You're using an older version of Internet Explorer that is no longer supported. Please update your browser.
You're using an older version of Internet Explorer and some functionality may not work as expected. Please update your browser for the best experience.

The Psychology of Hiring Top Talent


2014-07-10-BCjobs-Blog-ImageCandidate psychology is a deciding factor in your ability to hire top talent.

A basic understanding of recruitment psychology can help you determine what drives the candidates you want to hire, whether your do actually want to hire them, and if so, what will make them want to work for you.

Here of a few simple ideas based around psychology that will help you recruit top talent!

Let’s start with drive.
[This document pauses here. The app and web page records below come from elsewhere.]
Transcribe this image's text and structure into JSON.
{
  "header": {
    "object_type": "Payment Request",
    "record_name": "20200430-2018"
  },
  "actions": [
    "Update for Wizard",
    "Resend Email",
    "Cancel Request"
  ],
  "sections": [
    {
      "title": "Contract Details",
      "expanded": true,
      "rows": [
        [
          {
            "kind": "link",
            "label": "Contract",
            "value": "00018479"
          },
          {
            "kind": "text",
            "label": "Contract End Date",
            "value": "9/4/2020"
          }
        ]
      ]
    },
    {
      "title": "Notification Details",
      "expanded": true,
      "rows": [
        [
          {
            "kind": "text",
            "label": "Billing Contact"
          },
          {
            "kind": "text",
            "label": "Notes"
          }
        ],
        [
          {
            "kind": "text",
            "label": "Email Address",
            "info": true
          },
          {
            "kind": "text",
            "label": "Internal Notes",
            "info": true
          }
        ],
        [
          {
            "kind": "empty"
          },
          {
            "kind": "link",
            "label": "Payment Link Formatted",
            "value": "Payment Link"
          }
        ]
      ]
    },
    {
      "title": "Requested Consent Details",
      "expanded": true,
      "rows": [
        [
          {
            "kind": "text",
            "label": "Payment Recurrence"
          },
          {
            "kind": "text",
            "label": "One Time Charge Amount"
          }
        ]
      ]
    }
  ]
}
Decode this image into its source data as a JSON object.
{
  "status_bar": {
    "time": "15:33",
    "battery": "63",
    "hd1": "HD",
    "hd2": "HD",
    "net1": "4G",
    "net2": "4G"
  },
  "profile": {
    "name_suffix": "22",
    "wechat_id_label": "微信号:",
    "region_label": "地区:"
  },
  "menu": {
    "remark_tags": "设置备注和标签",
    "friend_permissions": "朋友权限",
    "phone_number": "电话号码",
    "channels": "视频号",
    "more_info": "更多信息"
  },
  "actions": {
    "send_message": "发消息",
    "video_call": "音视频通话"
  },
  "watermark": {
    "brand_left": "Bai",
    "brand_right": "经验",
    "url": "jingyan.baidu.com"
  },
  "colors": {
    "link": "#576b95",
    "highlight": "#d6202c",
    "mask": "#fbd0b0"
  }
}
Drive refers to the factors at play in dictating our actions.

What factors influence passive candidates to open a dialogue with recruiters? What factors compel an employed person to browse job boards on their mobile phone whilst on their lunch break? These are questions all recruiters would love to hold the answers to, and understanding what drives potential hires will help provide them.

There are lots of potential answers to these questions, but as a rule, when it comes to drive, job satisfaction is key.

Job satisfaction, or lack thereof, is what makes passive candidates open to the idea of chatting with a recruiter. The promise of job satisfaction is also the major motivator for a job seeker when applying for your open positions.

By applying this knowledge you can build a more effecting recruitment strategy almost immediately by improving your job ads.

Start by rearranging the traditional format of your job ads. Instead of beginning with a list of what you need from a potential candidate, capture job seekers’ attention immediately by listing what your company has to offer them.

Also, try to create job ads centred around the theme of job satisfaction by highlighting the perks your company offers, the rewards of the position on offer, and the things that make your company culture most appealing.

Now that you’ve nabbed a landslide of applicants with your new and improved job ads, you’ll need to sift through the talent to find the best fit for your company.

There are a million and one blog posts advising you on what you should ask the candidate during an interview, but very few of them will give you tips about what to ask yourself.

The interview process begins before your candidate walks in the door, it begins with your mindset.

According to Andrea Sharfin, the best question to ask yourself is: Will this candidate bring more to my organization than they will take from it.

Keep that question in the back of your mind throughout the hiring process.

Do they seem reliable? Would they be a good fit for your team? Would you enjoy working with them? Is their attitude positive? Are they asking informed, intelligent questions?

With every answer they give, think about it in terms of what they’ll bring to your team, or what it could possibly take away!

Now on to making your top picks want to join your company.

It’s easy to forget that the interview process goes both ways. You must sell your company, and job opening to the interviewee if you want to motivate them to accept your offer.

Obviously benefits, pay scale, and opportunity for promotion will all play a roll in their decision. Less obvious is the importance of how you make them feel throughout the hiring process.

Candidate experience matters, it is often the deciding factor in whether or not a candidate chooses to accept your offer.

One of the best ways to improve candidate experience during the interview process is by tapping into your interviewee’s desire for respect and acknowledgement.

Tell your potential hire what you like about their resume, then ask them to expound upon those points.

You will learn more about what they have to offer, and they will leave the interview with a warm, positive feeling about you and the company you represent.

In fact, I bet it will make you feel pretty darn good too!

I hope you’ve enjoyed these tips.

Happy hiring!

Tags: , , , ,

More Resources

Blog Search Companies


Search for Jobs Post a Job